Web page and app entries:
------------------------------
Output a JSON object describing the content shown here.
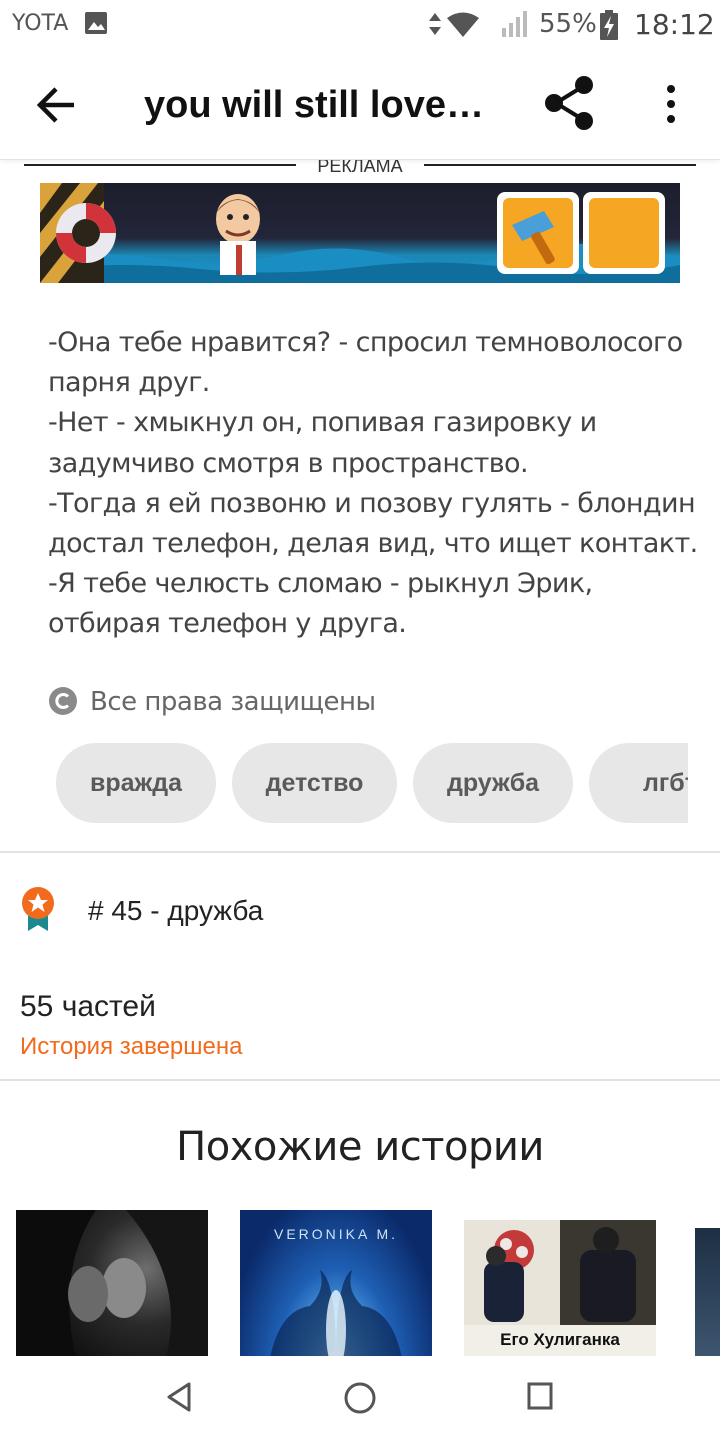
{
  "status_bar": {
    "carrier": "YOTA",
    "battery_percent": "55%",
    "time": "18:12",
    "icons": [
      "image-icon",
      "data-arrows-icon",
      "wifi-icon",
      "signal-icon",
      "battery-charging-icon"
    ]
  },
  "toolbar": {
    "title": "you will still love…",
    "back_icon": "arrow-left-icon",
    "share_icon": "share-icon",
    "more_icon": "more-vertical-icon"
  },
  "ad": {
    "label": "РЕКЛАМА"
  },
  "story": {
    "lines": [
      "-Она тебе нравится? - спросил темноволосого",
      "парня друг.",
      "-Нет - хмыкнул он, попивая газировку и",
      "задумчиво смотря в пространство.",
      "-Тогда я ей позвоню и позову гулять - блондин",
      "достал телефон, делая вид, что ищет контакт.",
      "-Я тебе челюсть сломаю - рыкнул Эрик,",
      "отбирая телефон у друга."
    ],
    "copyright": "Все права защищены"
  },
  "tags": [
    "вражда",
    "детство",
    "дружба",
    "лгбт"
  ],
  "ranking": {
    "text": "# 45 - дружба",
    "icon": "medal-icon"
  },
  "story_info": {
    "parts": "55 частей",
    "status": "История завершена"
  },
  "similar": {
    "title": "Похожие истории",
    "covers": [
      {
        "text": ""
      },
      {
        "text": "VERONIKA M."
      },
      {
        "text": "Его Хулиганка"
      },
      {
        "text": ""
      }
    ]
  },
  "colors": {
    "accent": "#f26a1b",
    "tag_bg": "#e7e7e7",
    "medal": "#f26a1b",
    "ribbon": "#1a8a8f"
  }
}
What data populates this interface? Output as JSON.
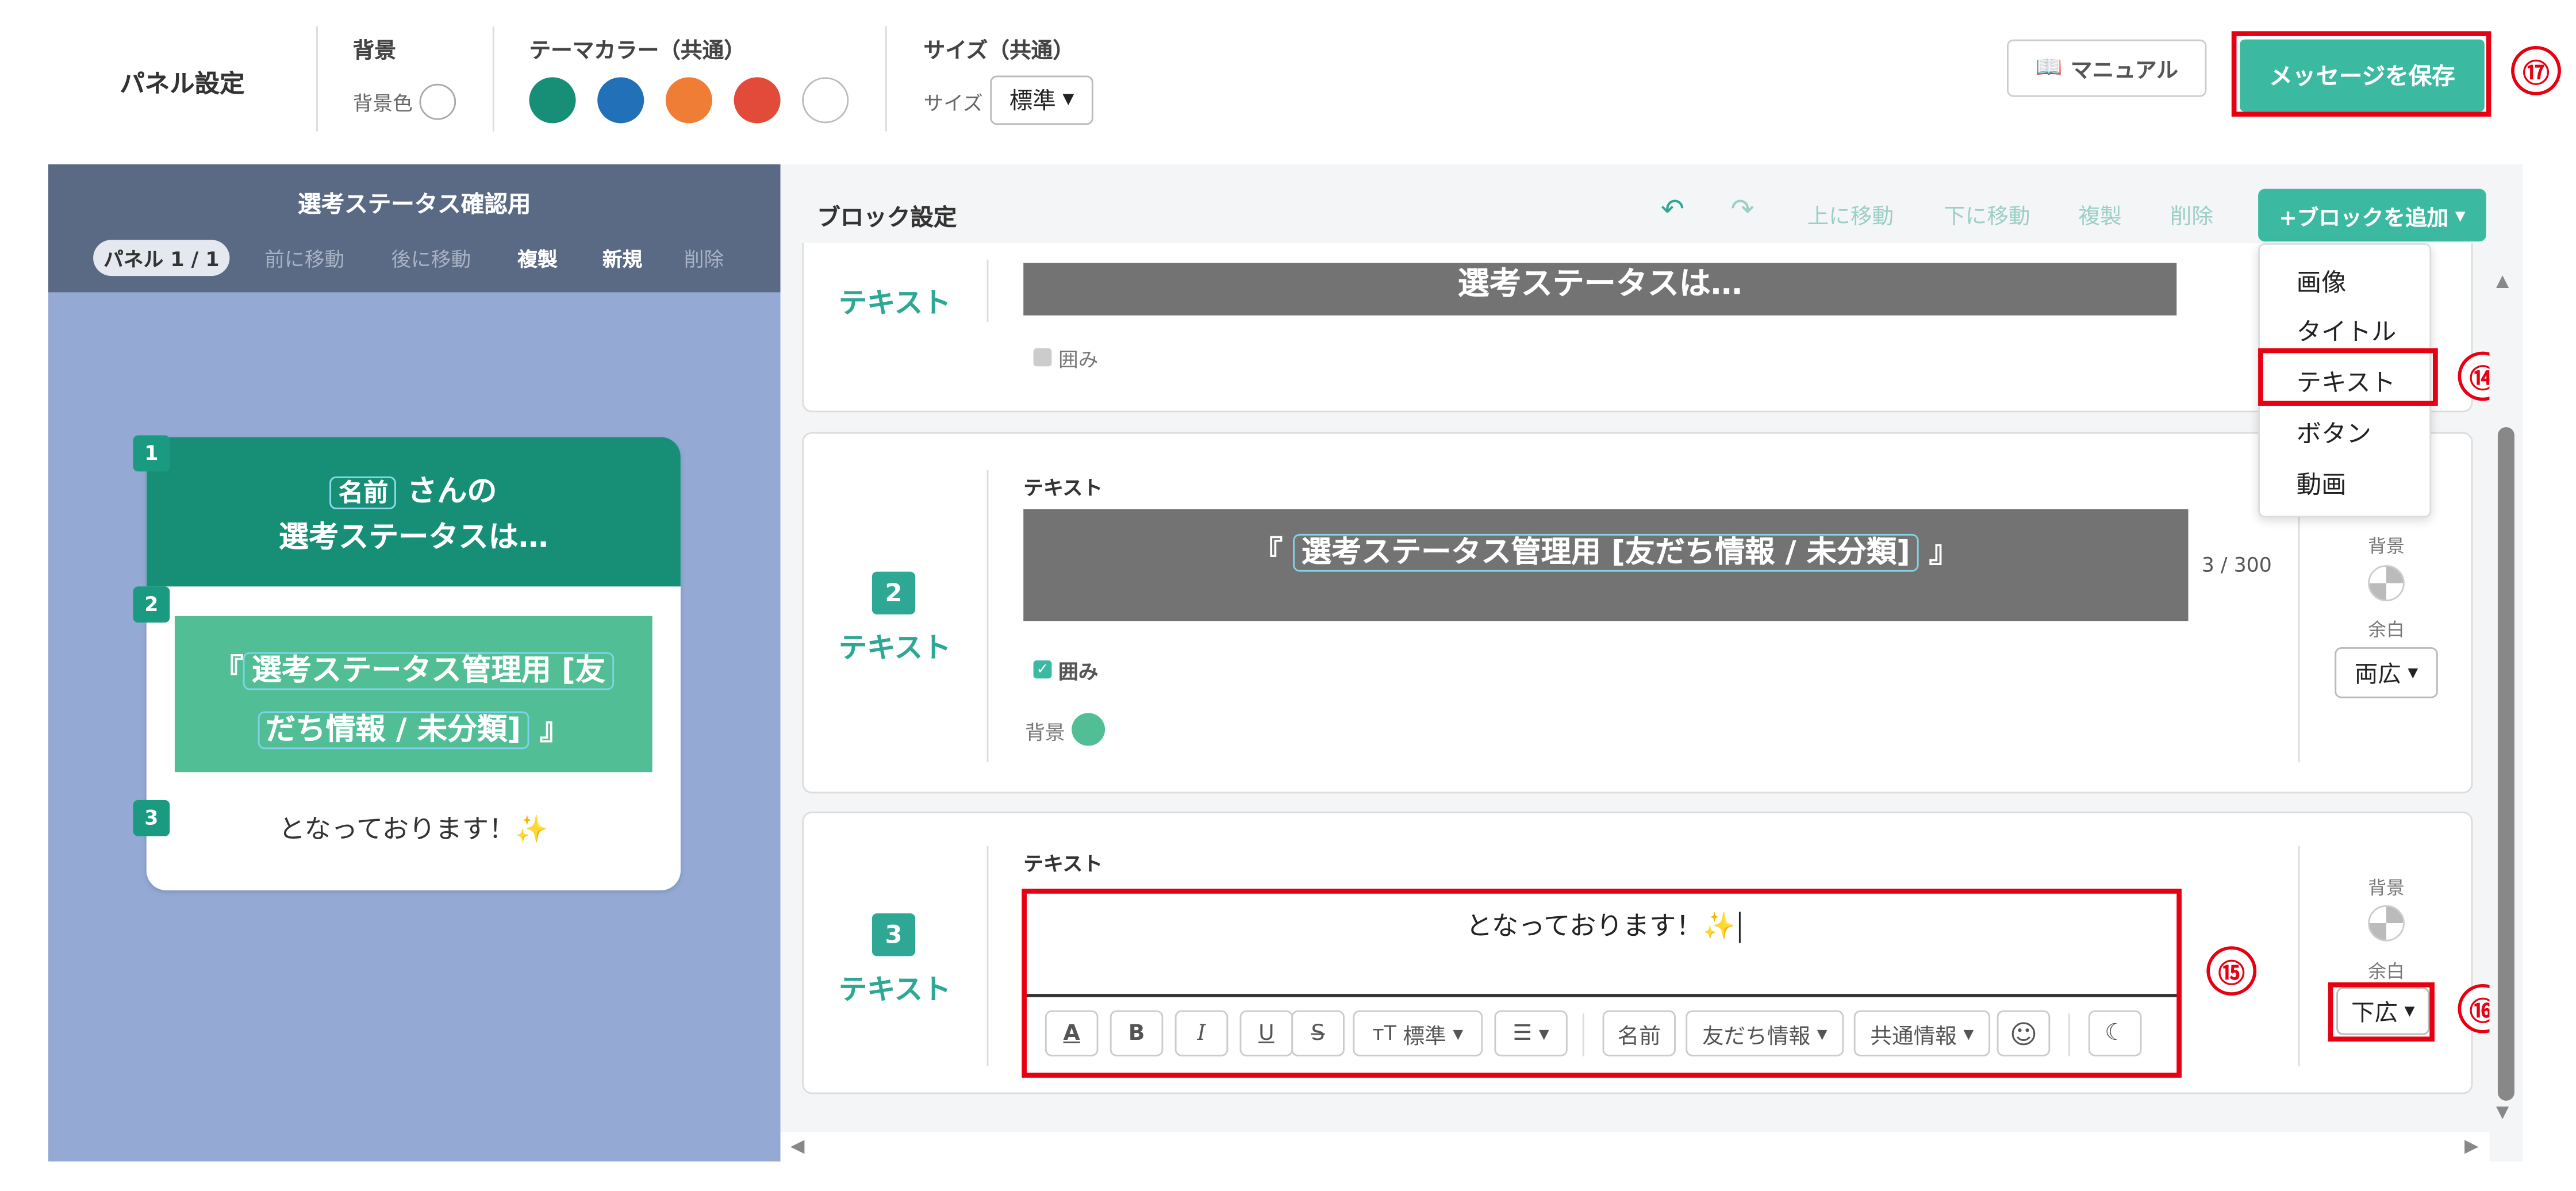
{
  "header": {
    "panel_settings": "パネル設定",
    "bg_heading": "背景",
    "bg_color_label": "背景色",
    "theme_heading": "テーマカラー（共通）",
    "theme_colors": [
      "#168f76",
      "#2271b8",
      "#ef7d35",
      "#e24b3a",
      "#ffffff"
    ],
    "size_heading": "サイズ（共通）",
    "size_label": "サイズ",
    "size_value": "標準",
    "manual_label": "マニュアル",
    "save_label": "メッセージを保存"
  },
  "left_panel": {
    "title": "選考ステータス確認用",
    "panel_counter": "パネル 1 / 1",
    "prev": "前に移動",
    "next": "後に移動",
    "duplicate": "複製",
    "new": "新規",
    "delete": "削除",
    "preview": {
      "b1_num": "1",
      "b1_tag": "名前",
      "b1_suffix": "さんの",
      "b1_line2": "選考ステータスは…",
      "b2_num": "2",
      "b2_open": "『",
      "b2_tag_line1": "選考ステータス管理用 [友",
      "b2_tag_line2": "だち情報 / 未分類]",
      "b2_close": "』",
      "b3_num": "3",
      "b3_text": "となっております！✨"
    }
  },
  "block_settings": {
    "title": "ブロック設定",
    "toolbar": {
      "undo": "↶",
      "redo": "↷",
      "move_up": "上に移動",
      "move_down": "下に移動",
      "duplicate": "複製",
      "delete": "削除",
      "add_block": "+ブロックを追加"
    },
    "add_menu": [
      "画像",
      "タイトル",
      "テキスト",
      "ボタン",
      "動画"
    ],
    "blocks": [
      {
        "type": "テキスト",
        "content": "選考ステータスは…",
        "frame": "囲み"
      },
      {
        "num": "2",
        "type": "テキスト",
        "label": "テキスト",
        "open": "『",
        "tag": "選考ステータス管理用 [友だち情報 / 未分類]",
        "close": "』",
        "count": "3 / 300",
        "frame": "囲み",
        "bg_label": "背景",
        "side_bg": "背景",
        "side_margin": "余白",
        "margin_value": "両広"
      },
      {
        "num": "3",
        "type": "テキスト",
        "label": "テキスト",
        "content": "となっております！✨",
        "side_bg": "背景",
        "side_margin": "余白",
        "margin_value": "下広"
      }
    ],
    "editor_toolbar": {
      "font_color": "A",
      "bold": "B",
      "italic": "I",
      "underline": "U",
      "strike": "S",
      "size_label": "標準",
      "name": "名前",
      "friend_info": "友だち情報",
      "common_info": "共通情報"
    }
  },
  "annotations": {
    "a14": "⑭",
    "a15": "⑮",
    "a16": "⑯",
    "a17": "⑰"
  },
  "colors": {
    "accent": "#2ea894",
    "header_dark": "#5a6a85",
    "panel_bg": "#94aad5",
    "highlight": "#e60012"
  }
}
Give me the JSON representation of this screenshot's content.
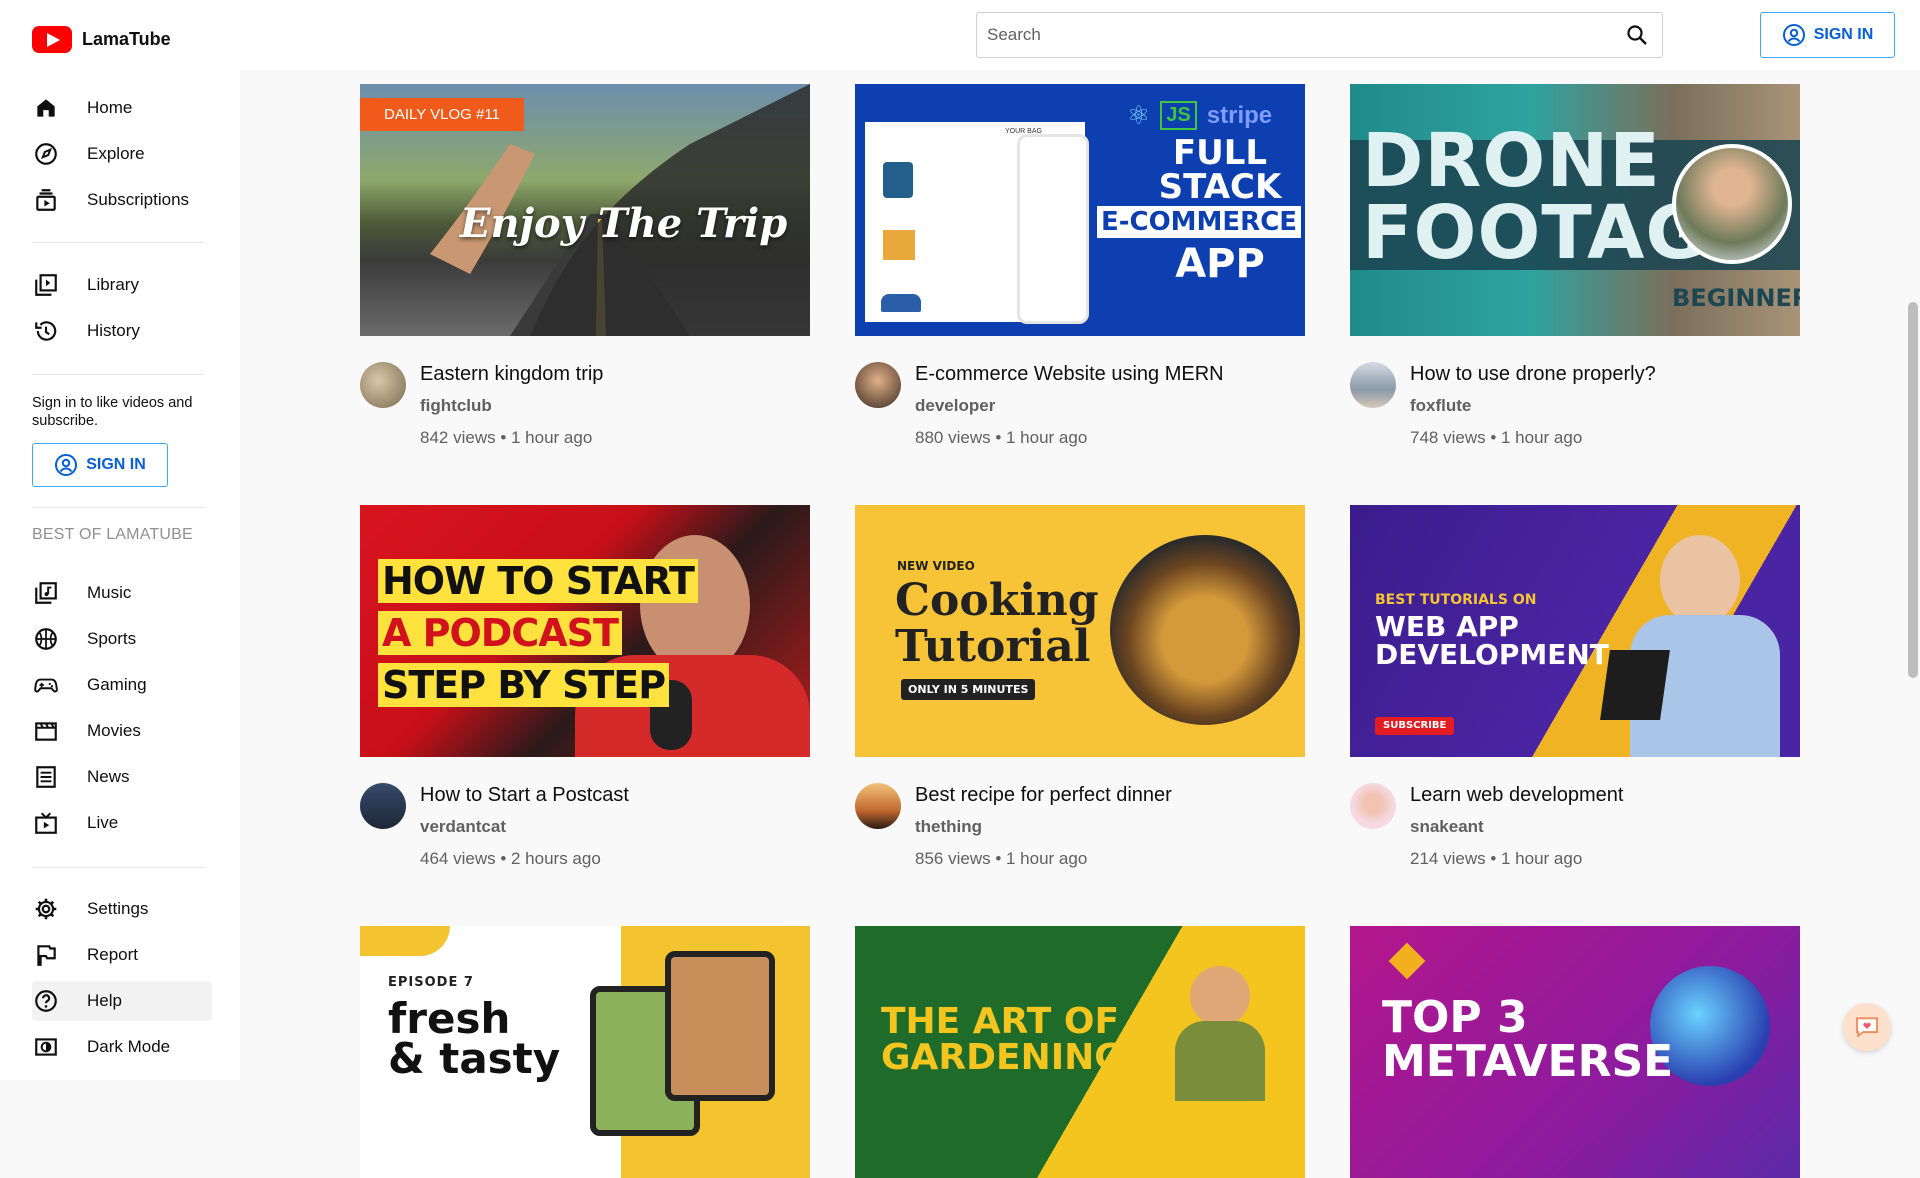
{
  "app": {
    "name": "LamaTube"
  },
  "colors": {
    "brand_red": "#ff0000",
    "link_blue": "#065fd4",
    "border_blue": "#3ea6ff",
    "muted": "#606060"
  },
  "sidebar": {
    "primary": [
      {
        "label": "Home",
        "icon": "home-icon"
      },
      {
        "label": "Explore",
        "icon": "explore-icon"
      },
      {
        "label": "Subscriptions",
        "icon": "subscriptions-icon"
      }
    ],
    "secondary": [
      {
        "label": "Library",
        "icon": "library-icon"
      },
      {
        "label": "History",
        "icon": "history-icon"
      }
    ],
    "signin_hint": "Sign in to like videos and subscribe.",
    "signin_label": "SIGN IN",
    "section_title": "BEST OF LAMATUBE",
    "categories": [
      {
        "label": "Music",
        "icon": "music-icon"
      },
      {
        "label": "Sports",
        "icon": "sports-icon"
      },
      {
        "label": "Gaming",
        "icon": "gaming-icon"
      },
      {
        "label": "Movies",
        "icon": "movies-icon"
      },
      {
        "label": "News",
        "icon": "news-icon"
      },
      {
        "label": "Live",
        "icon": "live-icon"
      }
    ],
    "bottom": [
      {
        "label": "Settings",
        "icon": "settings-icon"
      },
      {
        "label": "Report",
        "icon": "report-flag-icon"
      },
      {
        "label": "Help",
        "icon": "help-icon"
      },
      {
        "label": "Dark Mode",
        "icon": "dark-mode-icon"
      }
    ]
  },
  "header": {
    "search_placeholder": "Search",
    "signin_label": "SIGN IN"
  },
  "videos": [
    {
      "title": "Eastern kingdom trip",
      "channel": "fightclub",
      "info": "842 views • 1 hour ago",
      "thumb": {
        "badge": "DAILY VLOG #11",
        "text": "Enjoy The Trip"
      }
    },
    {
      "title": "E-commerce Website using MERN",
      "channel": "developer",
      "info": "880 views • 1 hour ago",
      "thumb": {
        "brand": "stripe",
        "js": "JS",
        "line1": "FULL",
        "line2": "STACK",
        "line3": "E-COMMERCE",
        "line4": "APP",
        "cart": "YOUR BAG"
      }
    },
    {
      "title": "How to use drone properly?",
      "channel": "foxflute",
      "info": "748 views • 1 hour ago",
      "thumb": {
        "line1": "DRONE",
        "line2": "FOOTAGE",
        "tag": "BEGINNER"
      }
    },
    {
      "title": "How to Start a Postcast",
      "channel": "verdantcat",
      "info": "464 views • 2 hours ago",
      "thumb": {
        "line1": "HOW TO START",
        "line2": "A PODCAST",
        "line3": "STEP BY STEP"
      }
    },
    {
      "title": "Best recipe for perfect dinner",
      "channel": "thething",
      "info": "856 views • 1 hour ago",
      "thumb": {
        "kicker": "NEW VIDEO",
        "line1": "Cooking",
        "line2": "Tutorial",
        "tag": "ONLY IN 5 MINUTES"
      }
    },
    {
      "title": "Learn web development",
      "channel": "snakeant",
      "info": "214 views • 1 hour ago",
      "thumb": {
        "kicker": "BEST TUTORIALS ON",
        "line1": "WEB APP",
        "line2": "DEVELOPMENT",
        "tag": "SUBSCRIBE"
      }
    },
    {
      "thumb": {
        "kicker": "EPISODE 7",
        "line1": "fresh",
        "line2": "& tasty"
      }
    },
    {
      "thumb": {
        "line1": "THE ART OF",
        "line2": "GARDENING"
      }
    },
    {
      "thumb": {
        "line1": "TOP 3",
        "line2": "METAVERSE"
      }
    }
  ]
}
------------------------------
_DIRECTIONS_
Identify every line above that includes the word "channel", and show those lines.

_PROBLEM SOLUTION_
      "channel": "fightclub",
      "channel": "developer",
      "channel": "foxflute",
      "channel": "verdantcat",
      "channel": "thething",
      "channel": "snakeant",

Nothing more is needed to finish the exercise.